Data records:
BEGIN

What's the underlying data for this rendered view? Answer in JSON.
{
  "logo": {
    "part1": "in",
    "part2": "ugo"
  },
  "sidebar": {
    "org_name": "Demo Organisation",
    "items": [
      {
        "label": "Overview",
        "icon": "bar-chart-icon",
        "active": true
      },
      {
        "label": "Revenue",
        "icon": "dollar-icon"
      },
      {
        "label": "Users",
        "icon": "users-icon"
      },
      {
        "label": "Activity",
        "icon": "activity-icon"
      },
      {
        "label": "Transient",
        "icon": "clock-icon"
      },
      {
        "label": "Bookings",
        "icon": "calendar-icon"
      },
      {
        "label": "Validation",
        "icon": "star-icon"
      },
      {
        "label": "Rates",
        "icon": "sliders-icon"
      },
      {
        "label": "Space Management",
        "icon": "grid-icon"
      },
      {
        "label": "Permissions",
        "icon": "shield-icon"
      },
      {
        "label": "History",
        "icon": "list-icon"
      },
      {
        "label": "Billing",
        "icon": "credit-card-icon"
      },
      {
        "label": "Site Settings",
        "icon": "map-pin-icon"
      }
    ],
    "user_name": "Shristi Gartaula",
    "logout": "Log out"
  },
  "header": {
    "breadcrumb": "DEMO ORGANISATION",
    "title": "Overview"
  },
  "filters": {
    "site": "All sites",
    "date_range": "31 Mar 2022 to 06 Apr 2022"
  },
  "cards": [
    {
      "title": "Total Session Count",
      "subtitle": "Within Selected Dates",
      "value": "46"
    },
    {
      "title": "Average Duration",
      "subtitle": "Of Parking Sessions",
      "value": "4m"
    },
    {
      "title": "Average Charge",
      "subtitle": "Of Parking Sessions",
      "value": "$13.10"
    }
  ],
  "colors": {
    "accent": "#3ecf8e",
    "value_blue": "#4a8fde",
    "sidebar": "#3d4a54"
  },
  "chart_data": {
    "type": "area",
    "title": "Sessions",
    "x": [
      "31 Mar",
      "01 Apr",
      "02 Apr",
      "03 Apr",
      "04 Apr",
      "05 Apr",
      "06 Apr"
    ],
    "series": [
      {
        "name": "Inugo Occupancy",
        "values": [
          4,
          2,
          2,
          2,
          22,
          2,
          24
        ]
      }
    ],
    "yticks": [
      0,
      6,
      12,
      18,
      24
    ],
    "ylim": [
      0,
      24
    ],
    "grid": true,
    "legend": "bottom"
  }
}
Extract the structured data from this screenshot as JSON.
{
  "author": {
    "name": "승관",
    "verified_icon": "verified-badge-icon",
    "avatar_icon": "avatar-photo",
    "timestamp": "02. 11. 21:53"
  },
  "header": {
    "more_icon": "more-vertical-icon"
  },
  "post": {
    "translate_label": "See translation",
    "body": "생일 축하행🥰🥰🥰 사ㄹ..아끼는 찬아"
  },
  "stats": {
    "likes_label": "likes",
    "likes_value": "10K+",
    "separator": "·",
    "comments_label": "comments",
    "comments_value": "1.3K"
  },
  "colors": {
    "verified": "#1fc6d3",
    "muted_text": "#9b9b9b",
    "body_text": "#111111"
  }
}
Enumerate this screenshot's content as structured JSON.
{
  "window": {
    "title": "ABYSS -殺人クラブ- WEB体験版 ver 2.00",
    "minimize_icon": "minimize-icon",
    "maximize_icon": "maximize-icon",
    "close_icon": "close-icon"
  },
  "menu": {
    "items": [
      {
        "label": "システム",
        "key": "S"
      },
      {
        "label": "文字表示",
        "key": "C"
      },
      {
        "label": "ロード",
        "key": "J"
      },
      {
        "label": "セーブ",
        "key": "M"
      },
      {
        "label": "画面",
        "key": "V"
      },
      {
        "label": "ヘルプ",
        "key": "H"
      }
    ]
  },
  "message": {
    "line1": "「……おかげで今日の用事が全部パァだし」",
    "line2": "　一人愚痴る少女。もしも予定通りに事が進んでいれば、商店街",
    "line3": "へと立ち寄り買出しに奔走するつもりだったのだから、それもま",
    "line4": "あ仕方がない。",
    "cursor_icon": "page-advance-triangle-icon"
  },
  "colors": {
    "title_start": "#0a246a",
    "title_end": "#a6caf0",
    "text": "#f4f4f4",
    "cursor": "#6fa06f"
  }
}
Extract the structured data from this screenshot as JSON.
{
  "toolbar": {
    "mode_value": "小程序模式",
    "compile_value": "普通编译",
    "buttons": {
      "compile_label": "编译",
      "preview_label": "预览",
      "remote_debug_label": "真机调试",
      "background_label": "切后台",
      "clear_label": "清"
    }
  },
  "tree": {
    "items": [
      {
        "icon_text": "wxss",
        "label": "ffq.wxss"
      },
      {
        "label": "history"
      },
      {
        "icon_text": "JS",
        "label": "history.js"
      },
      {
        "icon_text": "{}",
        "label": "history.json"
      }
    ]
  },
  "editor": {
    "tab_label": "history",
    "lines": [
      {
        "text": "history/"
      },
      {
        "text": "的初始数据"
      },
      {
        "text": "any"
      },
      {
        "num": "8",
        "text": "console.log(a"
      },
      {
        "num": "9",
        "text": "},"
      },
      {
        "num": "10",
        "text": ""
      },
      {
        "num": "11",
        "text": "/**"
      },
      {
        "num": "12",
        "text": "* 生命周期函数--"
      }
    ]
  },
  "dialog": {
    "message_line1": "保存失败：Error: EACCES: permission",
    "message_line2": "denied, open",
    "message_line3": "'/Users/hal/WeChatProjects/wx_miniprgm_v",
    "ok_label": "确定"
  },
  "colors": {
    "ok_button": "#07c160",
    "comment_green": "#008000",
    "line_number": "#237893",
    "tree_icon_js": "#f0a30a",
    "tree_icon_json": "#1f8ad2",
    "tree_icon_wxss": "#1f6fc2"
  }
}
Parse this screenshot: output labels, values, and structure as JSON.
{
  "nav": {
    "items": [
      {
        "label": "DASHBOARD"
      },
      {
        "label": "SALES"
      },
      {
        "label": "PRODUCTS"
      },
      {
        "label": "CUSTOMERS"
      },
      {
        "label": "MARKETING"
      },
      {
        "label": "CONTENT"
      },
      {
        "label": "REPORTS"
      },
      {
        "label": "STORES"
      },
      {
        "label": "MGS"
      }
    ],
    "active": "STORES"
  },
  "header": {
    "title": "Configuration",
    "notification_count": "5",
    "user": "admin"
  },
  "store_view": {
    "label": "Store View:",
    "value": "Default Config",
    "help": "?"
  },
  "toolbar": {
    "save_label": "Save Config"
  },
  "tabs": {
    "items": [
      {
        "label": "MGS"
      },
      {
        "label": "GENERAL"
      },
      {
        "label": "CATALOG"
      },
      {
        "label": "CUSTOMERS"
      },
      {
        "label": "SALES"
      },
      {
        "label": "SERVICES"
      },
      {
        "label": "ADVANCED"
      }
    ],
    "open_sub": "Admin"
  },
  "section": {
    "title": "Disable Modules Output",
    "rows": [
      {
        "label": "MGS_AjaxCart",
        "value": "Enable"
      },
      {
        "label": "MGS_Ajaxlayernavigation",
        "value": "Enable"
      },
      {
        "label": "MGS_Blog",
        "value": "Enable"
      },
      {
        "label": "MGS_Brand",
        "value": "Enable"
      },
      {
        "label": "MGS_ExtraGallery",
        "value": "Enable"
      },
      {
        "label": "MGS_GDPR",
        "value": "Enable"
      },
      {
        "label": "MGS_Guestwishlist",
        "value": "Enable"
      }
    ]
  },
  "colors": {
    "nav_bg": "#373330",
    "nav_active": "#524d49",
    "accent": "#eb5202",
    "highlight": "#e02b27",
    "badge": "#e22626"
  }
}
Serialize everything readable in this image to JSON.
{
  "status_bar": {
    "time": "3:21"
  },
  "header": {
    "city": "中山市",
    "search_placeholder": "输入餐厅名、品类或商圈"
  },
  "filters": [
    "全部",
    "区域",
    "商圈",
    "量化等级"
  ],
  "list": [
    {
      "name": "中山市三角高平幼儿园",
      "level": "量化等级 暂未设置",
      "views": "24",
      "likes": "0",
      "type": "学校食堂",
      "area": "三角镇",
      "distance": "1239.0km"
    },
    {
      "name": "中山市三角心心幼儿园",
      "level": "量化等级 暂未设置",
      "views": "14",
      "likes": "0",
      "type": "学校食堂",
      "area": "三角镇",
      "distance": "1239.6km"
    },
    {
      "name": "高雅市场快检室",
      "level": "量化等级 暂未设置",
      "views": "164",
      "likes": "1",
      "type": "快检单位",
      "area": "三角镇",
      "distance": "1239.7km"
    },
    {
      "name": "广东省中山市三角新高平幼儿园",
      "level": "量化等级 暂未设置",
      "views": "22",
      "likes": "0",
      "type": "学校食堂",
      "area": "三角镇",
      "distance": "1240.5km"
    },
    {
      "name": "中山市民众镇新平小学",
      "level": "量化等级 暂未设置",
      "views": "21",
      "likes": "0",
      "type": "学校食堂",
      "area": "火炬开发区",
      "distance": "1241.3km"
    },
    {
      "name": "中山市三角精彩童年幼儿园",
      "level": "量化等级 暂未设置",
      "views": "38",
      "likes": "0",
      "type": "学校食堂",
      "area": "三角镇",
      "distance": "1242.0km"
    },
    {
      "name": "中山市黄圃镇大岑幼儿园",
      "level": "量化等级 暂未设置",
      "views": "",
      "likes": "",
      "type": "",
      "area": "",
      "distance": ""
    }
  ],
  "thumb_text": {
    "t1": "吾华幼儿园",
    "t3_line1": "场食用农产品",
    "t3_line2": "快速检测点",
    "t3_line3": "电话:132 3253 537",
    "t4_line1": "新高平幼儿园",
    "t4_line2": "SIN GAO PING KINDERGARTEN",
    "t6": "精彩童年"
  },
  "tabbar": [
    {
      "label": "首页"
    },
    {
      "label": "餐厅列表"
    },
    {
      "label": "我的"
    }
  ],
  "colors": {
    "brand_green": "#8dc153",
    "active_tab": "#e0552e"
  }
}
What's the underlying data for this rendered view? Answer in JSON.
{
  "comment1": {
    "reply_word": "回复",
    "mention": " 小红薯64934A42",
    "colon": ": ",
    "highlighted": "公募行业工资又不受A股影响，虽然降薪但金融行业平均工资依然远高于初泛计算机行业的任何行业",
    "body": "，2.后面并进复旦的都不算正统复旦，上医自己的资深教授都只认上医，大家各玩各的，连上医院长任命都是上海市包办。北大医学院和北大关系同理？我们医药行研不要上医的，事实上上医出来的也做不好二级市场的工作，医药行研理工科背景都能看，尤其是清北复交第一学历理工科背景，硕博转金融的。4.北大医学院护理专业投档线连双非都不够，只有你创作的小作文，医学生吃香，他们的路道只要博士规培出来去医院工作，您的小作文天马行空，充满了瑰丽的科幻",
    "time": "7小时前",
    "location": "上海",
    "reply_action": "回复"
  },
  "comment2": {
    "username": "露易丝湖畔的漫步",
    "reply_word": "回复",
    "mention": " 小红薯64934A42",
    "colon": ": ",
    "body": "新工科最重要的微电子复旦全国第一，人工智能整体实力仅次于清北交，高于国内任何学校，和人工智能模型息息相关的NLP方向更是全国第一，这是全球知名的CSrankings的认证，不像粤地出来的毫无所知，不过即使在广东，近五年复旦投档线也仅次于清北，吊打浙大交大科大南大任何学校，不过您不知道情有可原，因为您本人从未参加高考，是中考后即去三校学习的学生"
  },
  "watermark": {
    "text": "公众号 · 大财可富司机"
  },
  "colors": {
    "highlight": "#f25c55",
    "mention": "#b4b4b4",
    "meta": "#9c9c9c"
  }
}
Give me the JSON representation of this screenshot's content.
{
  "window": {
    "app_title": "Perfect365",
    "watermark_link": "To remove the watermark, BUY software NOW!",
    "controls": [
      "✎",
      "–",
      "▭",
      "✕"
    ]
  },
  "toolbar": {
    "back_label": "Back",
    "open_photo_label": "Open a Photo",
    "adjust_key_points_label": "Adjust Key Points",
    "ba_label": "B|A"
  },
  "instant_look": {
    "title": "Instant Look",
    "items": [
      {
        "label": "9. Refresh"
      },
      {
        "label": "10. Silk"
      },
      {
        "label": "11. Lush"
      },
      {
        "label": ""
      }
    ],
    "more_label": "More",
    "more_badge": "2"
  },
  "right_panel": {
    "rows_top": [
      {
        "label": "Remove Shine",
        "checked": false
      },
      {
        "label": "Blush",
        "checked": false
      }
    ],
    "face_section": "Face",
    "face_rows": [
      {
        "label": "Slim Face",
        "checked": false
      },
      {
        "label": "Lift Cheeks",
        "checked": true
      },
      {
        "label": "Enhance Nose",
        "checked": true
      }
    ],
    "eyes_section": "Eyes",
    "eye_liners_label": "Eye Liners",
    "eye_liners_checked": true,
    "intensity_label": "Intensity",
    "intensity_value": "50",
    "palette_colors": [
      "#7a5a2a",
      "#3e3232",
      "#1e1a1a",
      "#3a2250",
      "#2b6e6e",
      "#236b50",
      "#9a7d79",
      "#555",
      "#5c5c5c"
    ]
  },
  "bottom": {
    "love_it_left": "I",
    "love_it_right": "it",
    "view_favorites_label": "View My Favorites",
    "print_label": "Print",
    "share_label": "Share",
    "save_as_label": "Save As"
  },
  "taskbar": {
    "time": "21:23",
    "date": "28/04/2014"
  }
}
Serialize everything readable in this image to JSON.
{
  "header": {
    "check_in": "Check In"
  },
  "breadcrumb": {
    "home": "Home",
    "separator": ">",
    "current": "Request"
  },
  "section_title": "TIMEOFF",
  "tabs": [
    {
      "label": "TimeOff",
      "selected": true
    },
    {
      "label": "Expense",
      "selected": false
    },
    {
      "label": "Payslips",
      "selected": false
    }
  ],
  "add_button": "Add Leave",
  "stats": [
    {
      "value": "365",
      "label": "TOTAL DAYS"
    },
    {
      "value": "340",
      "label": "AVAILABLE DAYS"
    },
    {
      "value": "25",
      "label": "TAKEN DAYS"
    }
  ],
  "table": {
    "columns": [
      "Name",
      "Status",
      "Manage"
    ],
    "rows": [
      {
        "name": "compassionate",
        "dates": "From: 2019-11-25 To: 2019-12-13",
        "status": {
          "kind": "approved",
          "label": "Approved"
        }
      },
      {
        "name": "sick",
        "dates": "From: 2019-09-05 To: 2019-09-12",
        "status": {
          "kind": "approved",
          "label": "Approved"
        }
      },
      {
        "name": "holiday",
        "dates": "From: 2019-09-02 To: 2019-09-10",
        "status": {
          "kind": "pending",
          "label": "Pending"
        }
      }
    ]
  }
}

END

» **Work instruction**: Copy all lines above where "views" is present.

» **Answer to this task**:
      "views": "24",
      "views": "14",
      "views": "164",
      "views": "22",
      "views": "21",
      "views": "38",
      "views": "",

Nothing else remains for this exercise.